The first challenge of the Sakura Bloom Triathlon is answering the following three questions:
1. What first interested you in babywearing? I was home on maternity leave with my first newborn baby who would have no part of being put down, ever, anywhere, for anything. Maybe if I was lucky she’d hang out in the swing for a few minutes (lights, noise, and vacuum underneath her). So I was carrying her around everywhere in my arms, holding and nursing her one-armed. She was the smallest of my babies, 6 lbs 11 oz at birth full term, so it was easier, but it also meant she was too little for the Baby Bjorn everyone had told me about. I was also drawn to the ideas of attachment parenting and knew I felt better and she seemed much happier when we were joined at the hip (and elsewhere!) so I looked for something else to carry and hold her in. I never tried a ring sling then as I was afraid it wouldn’t be safe enough or it would be too hard to learn to use quickly. Instead, I chose the New Native one-piece fabric sling and tried that. It was OK, but not a great fit for me height-wise (which is the story of my life). When my second daughter was born I bought and tried the infant pillow insert in there, but again, it just was never quite right for me. I was using it like that again with my third daughter when I saw this contest and decided to give these beautiful-looking ring slings a chance. I am *so* happy I did! It’s wonderful being able to adjust the sling to just the right height and have it adapt to the baby’s changing size while also looking stylish over everything (this does in fact include pajamas).
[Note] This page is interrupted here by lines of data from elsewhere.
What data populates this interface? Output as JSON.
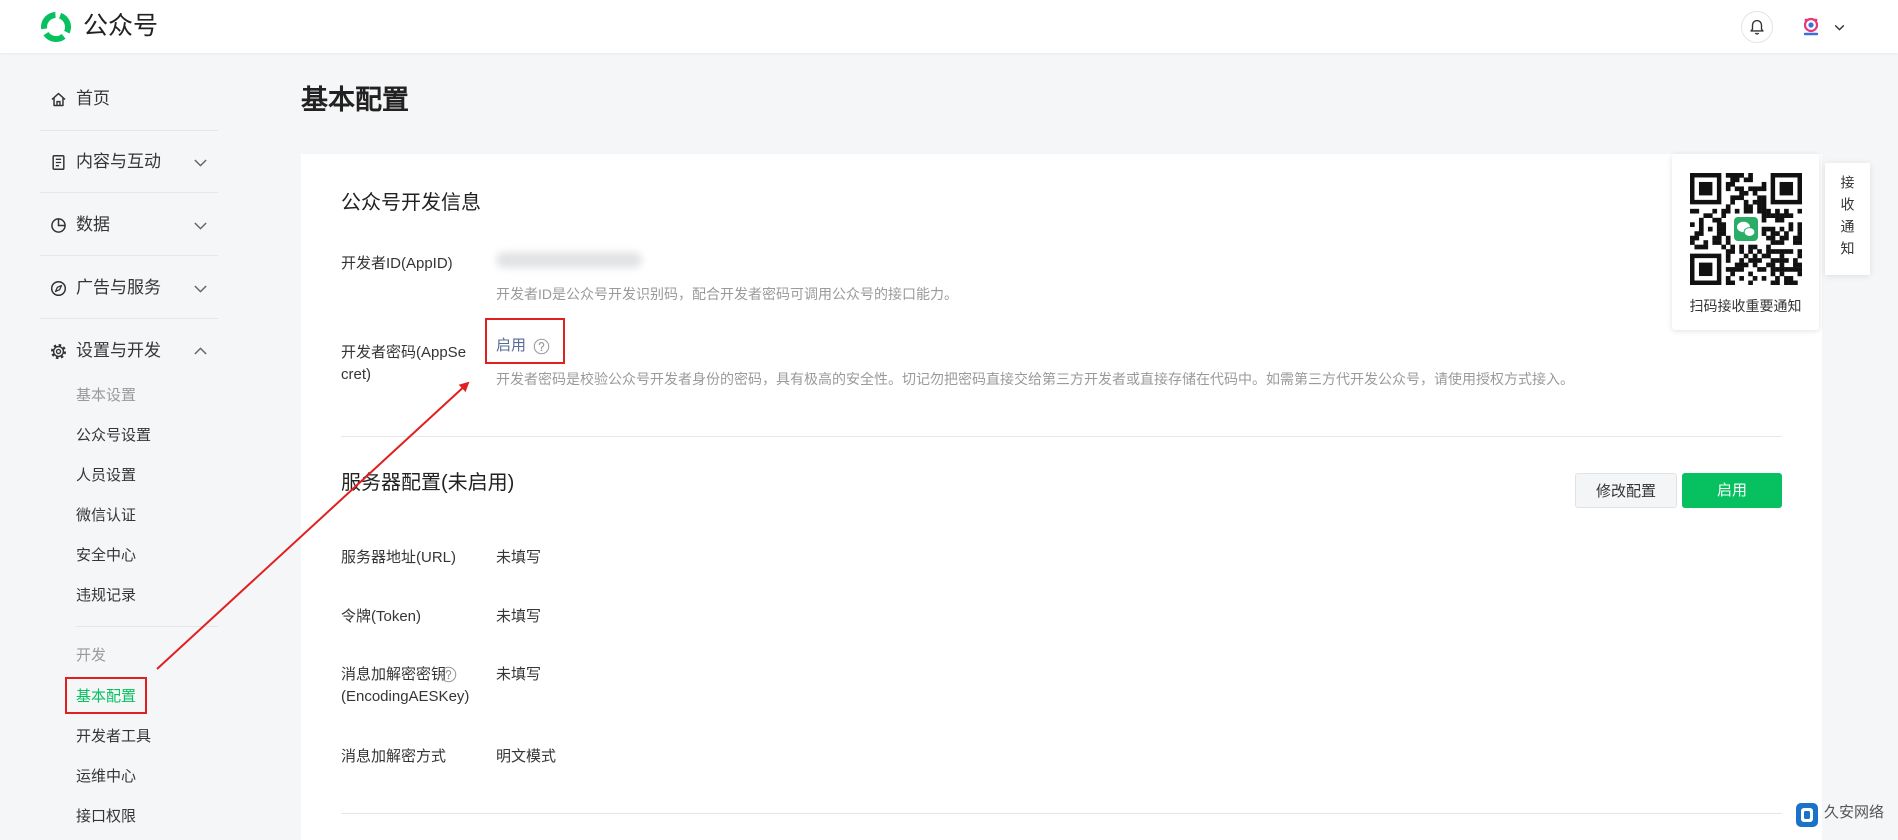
{
  "header": {
    "app_name": "公众号",
    "logo_icon": "wechat-official-account-logo-icon",
    "bell_icon": "bell-icon",
    "avatar_icon": "avatar",
    "menu_icon": "chevron-down-icon"
  },
  "sidebar": {
    "items": [
      {
        "label": "首页",
        "icon": "home-icon"
      },
      {
        "label": "内容与互动",
        "icon": "document-icon",
        "chevron": "down"
      },
      {
        "label": "数据",
        "icon": "pie-chart-icon",
        "chevron": "down"
      },
      {
        "label": "广告与服务",
        "icon": "compass-icon",
        "chevron": "down"
      },
      {
        "label": "设置与开发",
        "icon": "gear-icon",
        "chevron": "up"
      }
    ],
    "settings_group": {
      "basic_heading": "基本设置",
      "basic_items": [
        "公众号设置",
        "人员设置",
        "微信认证",
        "安全中心",
        "违规记录"
      ],
      "dev_heading": "开发",
      "dev_items": [
        "基本配置",
        "开发者工具",
        "运维中心",
        "接口权限"
      ],
      "active_item": "基本配置"
    }
  },
  "main": {
    "page_title": "基本配置",
    "dev_info": {
      "title": "公众号开发信息",
      "appid_label": "开发者ID(AppID)",
      "appid_desc": "开发者ID是公众号开发识别码，配合开发者密码可调用公众号的接口能力。",
      "secret_label": "开发者密码(AppSecret)",
      "secret_action": "启用",
      "help_icon": "question-circle-icon",
      "secret_desc": "开发者密码是校验公众号开发者身份的密码，具有极高的安全性。切记勿把密码直接交给第三方开发者或直接存储在代码中。如需第三方代开发公众号，请使用授权方式接入。"
    },
    "server_config": {
      "title": "服务器配置(未启用)",
      "modify_button": "修改配置",
      "enable_button": "启用",
      "fields": [
        {
          "label": "服务器地址(URL)",
          "value": "未填写"
        },
        {
          "label": "令牌(Token)",
          "value": "未填写"
        },
        {
          "label": "消息加解密密钥",
          "label_line2": "(EncodingAESKey)",
          "value": "未填写"
        },
        {
          "label": "消息加解密方式",
          "value": "明文模式"
        }
      ]
    }
  },
  "qr_panel": {
    "caption": "扫码接收重要通知",
    "icon": "qr-code"
  },
  "notify_tab": {
    "label": "接收通知"
  },
  "watermark": {
    "text": "久安网络"
  },
  "colors": {
    "accent": "#07c160",
    "link": "#576b95",
    "annotation": "#e02020",
    "page_background": "#f5f6f7"
  }
}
2. How is your personality reflected in your parenting style? It is no surprise to other lawyers, those who’ve worked extensively with lawyers, or our poor families, that we lawyers tend toward Type A personalities. I am more like a Type A+. Being a natural perfectionist and wanting things orderly and just so is a serious challenge as a parent, especially of irrational, distractable, little mess-makers! I am also a lifelong nerd so, to quote Super Why, when I have a problem I look in a book! For my own sanity as well as my children’s emotional well-being I try to use the methods outlined and explained in The Happiest Toddler on the Block and 1-2-3 Magic. But I’m also very affectionate and love to snuggle with my children. Had I really understood how fleeting the stage is when a baby needs you so completely and wants only to be right on you 24/7, I might have enjoyed it more the first time around. These days, I beg hugs from the big girls and relish the snuggles all day and night with my baby girl. Those snuggles are made easier by having the baby in the sling while I’m snuggling with the big girls reading them bedtime stories.
3. If you could spend a year traveling with your family, where would you go and why? Oh, man do I have the travel bug! I love to travel and it’s been awhile. I am already dreaming and starting to plan when and how we’ll be able to take the girls abroad. With a solid year, I think we might try to do a world tour! I am a total xenophile. I love to learn about other cultures and peoples, try different foods, hear new music, and learn new languges. I speak Spanish and can read and understand some French, Italian, and Portuguese (at least enough to get by). My husband considered me his personal tour guide when we backpacked around Western Europe after law school and the bar exams before we started working. We prefer to go off the beaten path and try to see things as they really are, rather than how they are tidied up for visitors. I can’t wait to expose my children to all those things and talk about it with them to see the world through their eyes. For now, I select books for them set in other cultures, we watch television shows that broaden their awareness (I highly recommend HBO’s Happily Ever After Fairy Tales for Every Child), play games (like eeBoo’s I Never Forget a Face), and I tell them stories about where I’ve been and how we’ll go there someday too.
I believe that travel, done right, provides invaluable perspective, teaches compassion and empathy, and unifies people in a way that nothing else really can. And, estate-planning attorney-mama that I am, I have spelled this all out for the named legal guardians of my children in case tragedy were to strike my family and I were not able to teach my children these important life lessons myself. Have you provided the legally-named guardians of your children explicit guidance about how you would want your children raised according to your beliefs? Have you created something for your children to express your wishes for them that they will be able to read with you (or, hopefully not, in your absence) when they are old enough? That makes a fantastic, lasting, priceless gift.